Chilean cuisine is a vibrant and diverse culinary experience that reflects the country's unique geography and cultural influences. With a long coastline stretching along the Pacific Ocean, fertile valleys, and the Andes Mountains, Chile offers an abundance of fresh ingredients that contribute to its flavorful and varied dishes. From traditional recipes passed down through generations to contemporary creations, Chilean cuisine is a celebration of local flavors and culinary traditions. Let's explore some of the national dishes and local specialties that showcase the rich gastronomy of Chile.
Empanadas: Empanadas are a staple in Chilean cuisine and are enjoyed as a snack or a main course. These savory pastries are typically filled with a variety of ingredients such as seasoned beef, cheese, onions, and olives. Empanadas are baked or fried to perfection, creating a crispy and flavorful crust that encases the delicious fillings.
Asado: Asado is a popular Chilean barbecue tradition that brings friends and family together to enjoy grilled meats and a festive atmosphere. Various cuts of beef, pork, lamb, and sausages are seasoned with Chilean spices and grilled over an open fire. The smoky flavors and tender meats make asado a true culinary delight.
Pastel de Choclo: Pastel de Choclo is a classic Chilean dish that resembles a corn casserole. It features a creamy mixture of ground corn, seasoned ground beef, onions, olives, and hard-boiled eggs. The dish is baked until the corn topping turns golden brown, creating a comforting and flavorful meal.
Cazuela: Cazuela is a hearty Chilean soup that combines meat, vegetables, and potatoes in a flavorful broth. The type of meat can vary, with chicken, beef, or pork being commonly used. Vegetables such as pumpkin, corn, green beans, and potatoes add texture and taste to this comforting dish.
Completo: The completo is Chile's version of a hot dog, but with a twist. It is a generously sized sandwich topped with ingredients such as tomatoes, sauerkraut, mayonnaise, avocado, and a variety of sauces. The completo is a popular street food item that offers a burst of flavors in every bite.
Chupe de Mariscos: Chupe de Mariscos is a flavorful seafood stew that showcases Chile's bountiful coastal resources.
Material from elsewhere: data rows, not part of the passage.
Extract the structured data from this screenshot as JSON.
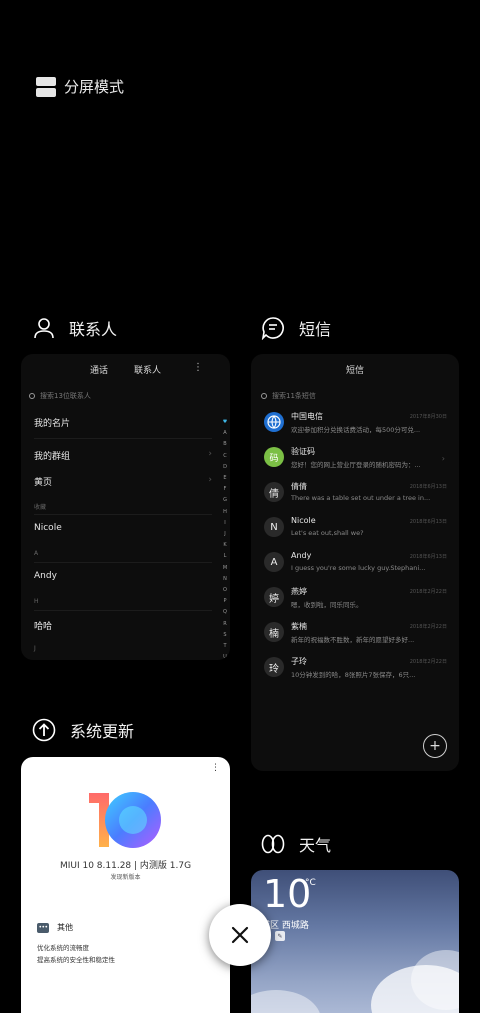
{
  "split_screen": {
    "icon": "split-screen-icon",
    "label": "分屏模式"
  },
  "contacts_app": {
    "icon": "person-icon",
    "name": "联系人",
    "tabs": [
      "通话",
      "联系人"
    ],
    "search_placeholder": "搜索13位联系人",
    "rows": [
      "我的名片",
      "我的群组",
      "黄页"
    ],
    "section_saved": "收藏",
    "contacts": [
      {
        "name": "Nicole",
        "section": "A"
      },
      {
        "name": "Andy",
        "section": "H"
      },
      {
        "name": "哈哈",
        "section": "J"
      }
    ],
    "alphabet": [
      "♥",
      "A",
      "B",
      "C",
      "D",
      "E",
      "F",
      "G",
      "H",
      "I",
      "J",
      "K",
      "L",
      "M",
      "N",
      "O",
      "P",
      "Q",
      "R",
      "S",
      "T",
      "U"
    ]
  },
  "sms_app": {
    "icon": "message-bubble-icon",
    "name": "短信",
    "title": "短信",
    "search_placeholder": "搜索11条短信",
    "messages": [
      {
        "avatar": "",
        "name": "中国电信",
        "time": "2017年8月30日",
        "preview": "欢迎参加积分兑换话费活动，每500分可兑...",
        "avatar_style": "globe",
        "chevron": false
      },
      {
        "avatar": "码",
        "name": "验证码",
        "time": "",
        "preview": "您好！您的网上营业厅登录的随机密码为：...",
        "avatar_style": "green",
        "chevron": true
      },
      {
        "avatar": "倩",
        "name": "倩倩",
        "time": "2018年6月13日",
        "preview": "There was a table set out under a tree in...",
        "avatar_style": "dark",
        "chevron": false
      },
      {
        "avatar": "N",
        "name": "Nicole",
        "time": "2018年6月13日",
        "preview": "Let's eat out,shall we?",
        "avatar_style": "dark",
        "chevron": false
      },
      {
        "avatar": "A",
        "name": "Andy",
        "time": "2018年6月13日",
        "preview": "I guess you're some lucky guy.Stephani...",
        "avatar_style": "dark",
        "chevron": false
      },
      {
        "avatar": "婷",
        "name": "燕婷",
        "time": "2018年2月22日",
        "preview": "嗯，收到啦，同乐同乐。",
        "avatar_style": "dark",
        "chevron": false
      },
      {
        "avatar": "楠",
        "name": "紫楠",
        "time": "2018年2月22日",
        "preview": "新年的祝福数不胜数，新年的愿望好多好...",
        "avatar_style": "dark",
        "chevron": false
      },
      {
        "avatar": "玲",
        "name": "子玲",
        "time": "2018年2月22日",
        "preview": "10分钟发到的哈，8张照片7张保存，6只...",
        "avatar_style": "dark",
        "chevron": false
      }
    ],
    "compose": "+"
  },
  "update_app": {
    "icon": "upload-arrow-icon",
    "name": "系统更新",
    "version": "MIUI 10 8.11.28 | 内测版 1.7G",
    "subtitle": "发现新版本",
    "section": "其他",
    "changes": [
      "优化系统的流畅度",
      "提高系统的安全性和稳定性"
    ],
    "logo_text": "10"
  },
  "weather_app": {
    "icon": "weather-infinity-icon",
    "name": "天气",
    "temperature": "10",
    "unit": "°C",
    "location": "城区  西城路"
  },
  "close_button": {
    "icon": "close-x-icon"
  },
  "colors": {
    "accent_blue": "#1f6fd1",
    "avatar_green": "#7bbf45",
    "heart": "#3fb6e5"
  }
}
It typically includes a mix of shellfish such as clams, mussels, and shrimp, cooked in a creamy broth with onions, garlic, tomatoes, and spices. The dish is served hot, accompanied by crusty bread.
Curanto: Curanto is a traditional dish from the Chiloé Archipelago in southern Chile. It is a feast prepared in a large hole in the ground, where a variety of ingredients such as shellfish, meat, potatoes, and vegetables are layered and cooked together. The result is a flavorful and aromatic dish that brings people together to celebrate special occasions.
Sopaipillas: Sopaipillas are deep-fried dough made from pumpkin and flour. They are served as a street food snack or as an accompaniment to stews and soups. Sopaipillas are often enjoyed with pebre, a traditional Chilean salsa made from tomatoes, onions, cilantro, and chili peppers.
Mote con Huesillo: Mote con Huesillo is a refreshing traditional drink and dessert in Chile. It consists of cooked husked wheat (mote) served in a sweet syrup made from dried peaches (huesillos). The combination of the chewy mote and the sweet syrup creates a delightful contrast of flavors and textures.
Pan de Pascua: Pan de Pascua is a traditional Chilean Christmas cake. It is a dense and moist fruitcake made with ingredients such as dried fruits, nuts, honey, spices, and rum. Pan de Pascua is enjoyed during the holiday season and is often accompanied by a cup of spicy mulled wine called "cola de mono."
Chilean cuisine offers a wealth of flavors, tastes, and culinary experiences that reflect the country's rich food culture and traditions. From hearty stews and barbecued meats to comforting pastries and refreshing beverages, the diverse range of national dishes and local specialties in Chile will satisfy any food lover's palate.